When it comes to accidents, we assume it’ll never happen to us. But, unfortunately that’s not always the case. Last financial year, nib funded over 330,000 hospital admissions and almost 3.8 million Extras visits for our members, amounting to $4.5 million paid in claims per day. The average benefit paid on behalf of our members for a hospital episode was $3,237, which isn’t exactly loose change.
On the majority of our hospital covers, nib offers extra protection against the unexpected with the Accidental Injury Benefit. If you’re an nib member and you seek treatment within 72 hours of an accident with a medical practitioner or at a hospital emergency department, you’ll receive benefits in-line with our top hospital cover for the following 90 days if you’re admitted to hospital.ii
Without the right cover, wait times in the public system can be weeks, and even months. And if you choose to go to a private hospital without the right cover, your treatment won’t come cheap.
Private hospital cover helps our members avoid public hospital waiting lists, pays benefits toward the cost of private treatment and also allows customers to (subject to availability):
We believe health insurance should be good value, which is why we aim to provide a range of benefits, services and inclusions that make being an nib member worthwhile, regardless of the level of cover you take out.
Through nib Rewards, you’ll be able to access a range of exclusive offers from retailers like MYER, JB Hi-Fi and Woolworths. So, whether you’re looking for some new work-out gear or you’re simply trying to eat more fresh fruit and veg, nib Rewards can help you save some serious cash.
Need to find a new physio, dental or optical provider?

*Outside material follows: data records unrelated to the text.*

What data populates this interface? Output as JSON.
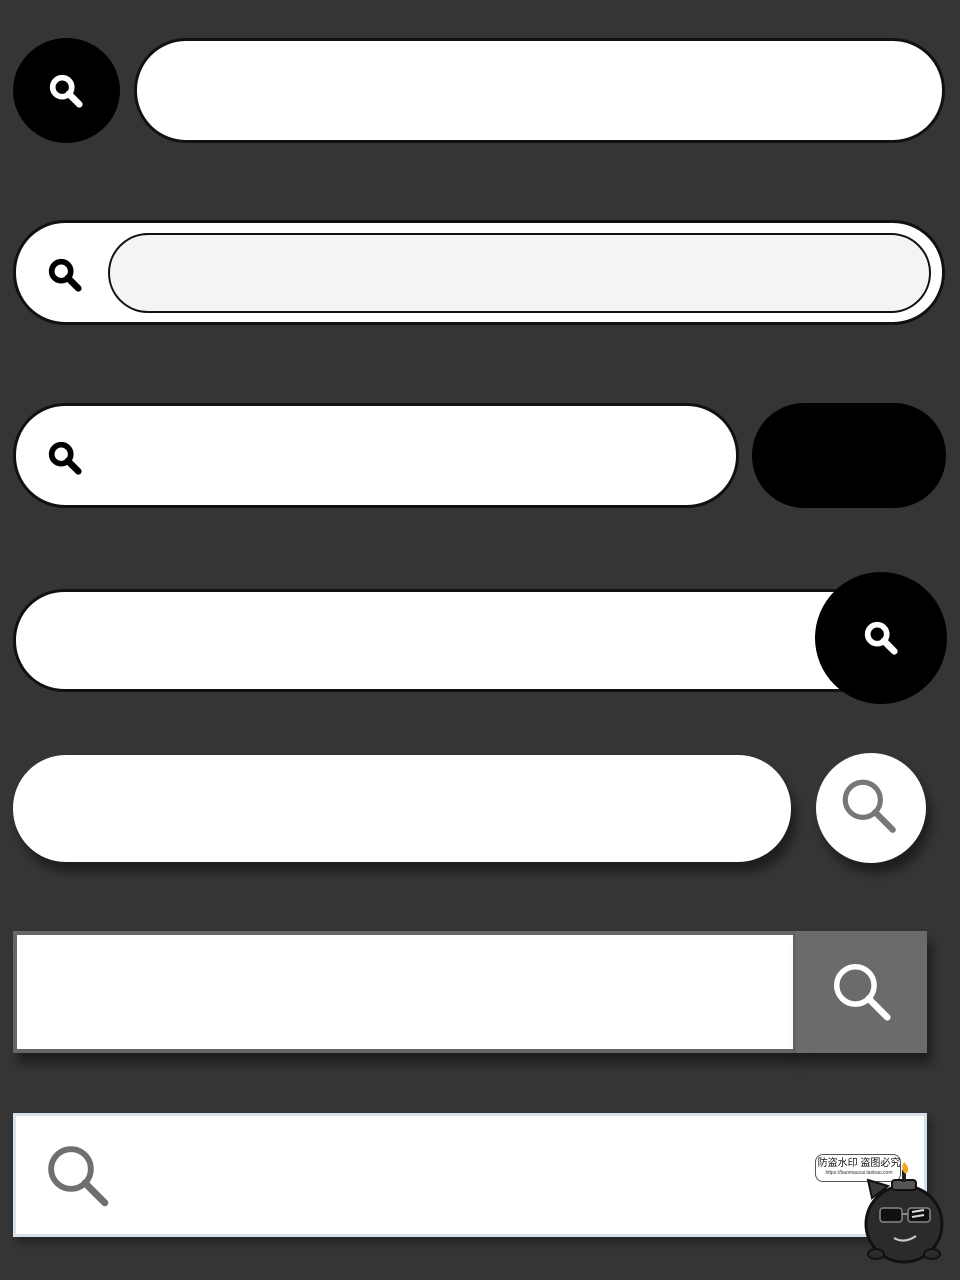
{
  "colors": {
    "background": "#353535",
    "field_fill": "#ffffff",
    "inner_field_fill": "#f4f4f4",
    "outline": "#111111",
    "dark_button": "#000000",
    "grey_button": "#6b6b6b",
    "grey_icon": "#777777",
    "frame_grey": "#666666",
    "frame_light_blue": "#d7e1ec"
  },
  "search_bars": [
    {
      "style": "black-circle-button-left",
      "value": "",
      "icon": "search-icon"
    },
    {
      "style": "double-outline-icon-left",
      "value": "",
      "icon": "search-icon"
    },
    {
      "style": "icon-left-with-black-pill-button",
      "value": "",
      "icon": "search-icon"
    },
    {
      "style": "overlapping-black-circle-button-right",
      "value": "",
      "icon": "search-icon"
    },
    {
      "style": "shadowed-pill-with-circle-button",
      "value": "",
      "icon": "search-icon"
    },
    {
      "style": "square-with-grey-button",
      "value": "",
      "icon": "search-icon"
    },
    {
      "style": "square-icon-inside-left",
      "value": "",
      "icon": "search-icon"
    }
  ],
  "watermark": {
    "line1": "防盗水印 盗图必究",
    "line2": "https://baomaucai.taobao.com"
  }
}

By using the nib First Choice network, you’ll be able to search our community of selected health professionals who have agreed to provide nib members with quality healthcare, great customer service and value for money.
You’ll also have access to our Going to Hospital tool, which is filled with helpful information on health insurance, how to minimise your out-of-pocket expenses and the best questions to ask your specialist.
If you require an emergency ambulance, we’ve got you covered1 – and we don’t have any caps on the number of times you use that cover. The average ambulance claim for nib members in the 2018/19 financial year was $974iii, and the most we paid for a member’s ambulance claim over the same period was $37,202. So, if you don’t have private health insurance, you might have to pay a hefty fee. Find out how much you can expect to pay for an ambulance in every state and territory across Australia.
nib members have options when it comes to protecting their health and we encourage you to take a look around and make sure you find the cover that’s right for you. Getting a quote online with nib is simple and takes just a few minutes.
For more information on cover reviews, check out our article, Everything you need to know about reviewing your cover or call 13 14 63 to speak with one of our health insurance experts.
1Not available to residents of Queensland and Tasmania who have ambulance services provided by their State ambulance schemes, or pension and health care card holders who have ambulance services provided by State ambulance schemes (check entitlements with Centrelink if unsure).
iTo be an eligible member you must be aged between 18 and 29 (inclusive) and not a dependent child under the age-based discount policy.
iiExcludes consult at an Emergency Department. Accidental Injury Benefit criteria must be met for approval
iiiAverage ambulance charge incurred by nib members between July 2018 and June 2019 (excluding TAS and QLD residents)